◆ WHAT IS REQUIRED: Going through the entries below, count each line that holds "placeholder" and give only the total.

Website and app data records
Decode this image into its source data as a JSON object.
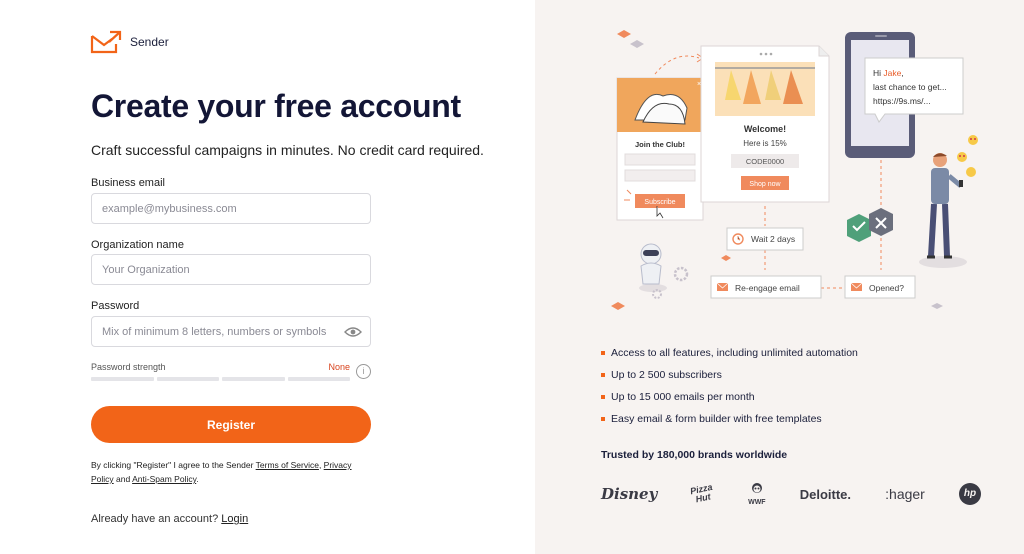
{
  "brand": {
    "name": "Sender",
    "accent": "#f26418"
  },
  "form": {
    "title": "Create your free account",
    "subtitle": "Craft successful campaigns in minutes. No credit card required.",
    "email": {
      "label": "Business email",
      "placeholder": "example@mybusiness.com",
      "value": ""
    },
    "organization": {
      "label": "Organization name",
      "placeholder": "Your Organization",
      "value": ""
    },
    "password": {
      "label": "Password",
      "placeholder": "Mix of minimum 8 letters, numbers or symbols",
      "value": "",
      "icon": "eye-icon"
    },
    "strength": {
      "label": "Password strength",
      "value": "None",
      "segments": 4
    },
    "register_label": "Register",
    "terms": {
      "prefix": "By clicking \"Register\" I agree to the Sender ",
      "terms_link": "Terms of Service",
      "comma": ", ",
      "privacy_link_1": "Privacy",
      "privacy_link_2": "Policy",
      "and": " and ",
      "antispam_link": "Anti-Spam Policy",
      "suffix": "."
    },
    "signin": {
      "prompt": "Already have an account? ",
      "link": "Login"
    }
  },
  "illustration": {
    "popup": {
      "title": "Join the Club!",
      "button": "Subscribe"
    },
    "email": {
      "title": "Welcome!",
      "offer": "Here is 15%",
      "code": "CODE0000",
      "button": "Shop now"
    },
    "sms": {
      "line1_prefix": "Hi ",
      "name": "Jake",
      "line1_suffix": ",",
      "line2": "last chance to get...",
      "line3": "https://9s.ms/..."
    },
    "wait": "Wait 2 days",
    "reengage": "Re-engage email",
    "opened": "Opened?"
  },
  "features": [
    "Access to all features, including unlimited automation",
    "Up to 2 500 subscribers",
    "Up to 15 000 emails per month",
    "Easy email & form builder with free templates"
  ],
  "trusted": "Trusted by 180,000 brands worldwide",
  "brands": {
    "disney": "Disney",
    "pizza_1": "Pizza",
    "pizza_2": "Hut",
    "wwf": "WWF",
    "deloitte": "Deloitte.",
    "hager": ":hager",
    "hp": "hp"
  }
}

◆ TASK RESULT: 3